INDIO, Calif. — The heaviest place to be at Coachella 2013, from a sound perspective, wasn’t in the sweet spot of the Main Stage rig while Phoenix was preparing for the arrival of R. Kelly, or at the heart of the Sahara stage during Baauer’s big, dumb, joyous set of beat music, heavy on the synth riffs and dirty beats.
It was nestled away near the food court in the Yuma tent, where four bass cabinets the size of Jeeps were parked in each corner of the room. The tent is the sixth and newest venue at the festival, and because it’s fully enclosed, the bass can’t escape. It was loud and clear even in the line outside, long all weekend long.
As the heavy rhythms of British producer Cassy’s set of minimal, bottom-heavy house and techno vibrated the disco ball spinning above, dancing worshipers moved around the speakers like moths, drawn to the rumbling hum of the bass.
Yes, at many other places during the first weekend of Coachella 2013, which concluded Sunday in Indio, bass was an essential, if well-balanced, ingredient. The rock fans continued their devotion to six strings and a backbeat rhythm, tackling complicated emotions with the most basic of instruments, the human voice.
L.A. band Local Natives offered a gorgeous accompaniment to sunset on Friday. The Violent Femmes reminded a new generation of its seminal teen angst debut album — which came out 30 years ago this month — by performing it in its entirety, for the first time ever. Their bassist, Brian Ritchie, replicated some of his classic solos. San Francisco band Thee Oh Sees banged out tight garage rock. At one point, the band’s charismatic guitarist, John Dwyer, licked the body of his instrument while playing a treble-heavy solo.
While the singers were working to convey sonically balanced messages addressing universal struggles, though, the dance tents were busy roaming the lower end of the frequency range, more concerned with the rumbling of universal organs.
Bass, Miami rap producer DJ Magic Mike once theorized, is the final frontier, and in the dance tents many facets of the bottom were explored and analyzed. It was in TNGHT’s chunky set of instrumental trap music, a post-crunk sub-genre whose roots can be traced to the vibrant South Florida scene that birthed a music called Miami bass. The duo consists of producers Lunice and Hudson Mohawke, the latter of whom is affiliated with Kanye West’s G.O.O.D. Music imprint, and their set felt like a portent.
Bass drove Major Lazer’s dub, dancehall and roots-reggae rhythms, inspired in part by the dub plates of Lee “Scratch” Perry, who performed Friday. British electronic producer and crooner James Blake offered softer but no less intense dub tones on Sunday afternoon.
It was in rapper 2 Chainz’s slow set of trap rap, which he delivered with a requisite heaviness that made the sibilant high-hats clicking above cut through with electric sizzle. While it’s yet to be determined whether the charismatic rapper, dressed in checkerboard leather pants, a Givenchy T-shirt and many gold ropes, is this year’s Lil Jon or a could-be Lil Wayne, the sound he delivered relied on the insistent, at times nearly sub-harmonic, bass to make its point.

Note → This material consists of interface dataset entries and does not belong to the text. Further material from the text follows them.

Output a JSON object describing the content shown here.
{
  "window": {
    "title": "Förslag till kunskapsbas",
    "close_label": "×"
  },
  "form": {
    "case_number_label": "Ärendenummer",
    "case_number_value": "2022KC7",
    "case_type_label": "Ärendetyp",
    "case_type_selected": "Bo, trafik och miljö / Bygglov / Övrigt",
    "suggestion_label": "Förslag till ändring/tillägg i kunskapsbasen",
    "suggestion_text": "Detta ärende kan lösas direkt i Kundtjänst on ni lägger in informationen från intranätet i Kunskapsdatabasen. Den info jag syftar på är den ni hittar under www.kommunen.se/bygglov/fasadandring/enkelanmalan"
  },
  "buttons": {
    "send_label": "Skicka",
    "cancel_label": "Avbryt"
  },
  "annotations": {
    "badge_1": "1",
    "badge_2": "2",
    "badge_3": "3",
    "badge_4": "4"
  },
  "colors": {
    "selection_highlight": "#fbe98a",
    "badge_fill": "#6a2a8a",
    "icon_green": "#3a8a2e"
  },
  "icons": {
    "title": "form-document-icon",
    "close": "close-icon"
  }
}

Elsewhere, the tents trended further toward impatient, synthetic aggression to go with its bottom-end fetish. Unlike the well-coiffed European handsome men who populate the DJ booths of the Electric Daisy Carnival circuit, artists such as Bassnectar, Dog Blood and Grimes pushed out thick, distorted chord-clusters that wrapped around equally noisy bass lines. They did so while banging their heads — or, in the case of Grimes, danced as she played keyboards — urging the excited revelers to go deeper.
During his set, for example, “Harlem Shake” producer Baauer worked to keep his baseball cap on, but his heave-ho rhythms propelled his noggin like a punk working a riff, and the hat flew off.
Throughout his set, Moby, sporting a Black Flag T-shirt, played insistent techno, digging into his crates to offer stomping fury while raising his fists and flashing devil horns.
But then, it makes sense that this year saw more crowd surfers in the dance tents: Many of the DJs, recall, were reared on Nirvana, Korn, Nine Inch Nails, Notorious B.I.G., Daft Punk and Goldie. They were down with O.P.P. from the day they were born, and they channeled that converged energy into their mixes, resulting in frantic, stop-and-start beats that moved from single- to double-time at will, jarring listeners with sudden shifts of tempo.
At the main stage on Saturday night, during its song “Over and Over,” English dance-pop band Hot Chip sang of the pure joy of repetition, of getting lost inside a rolling groove at full volume. It’s been one of the defining characteristics of electronic dance music since its birth, and during Cassy’s set in the Yuma, it mesmerized me onto the dance floor. But in the Sahara tent and throughout the EDM scene at Coachella, repetition was often the enemy, and the result was music created for a shock-and-awe generation looking for escape down a wormhole of noise, rhythm and lots and lots of bass.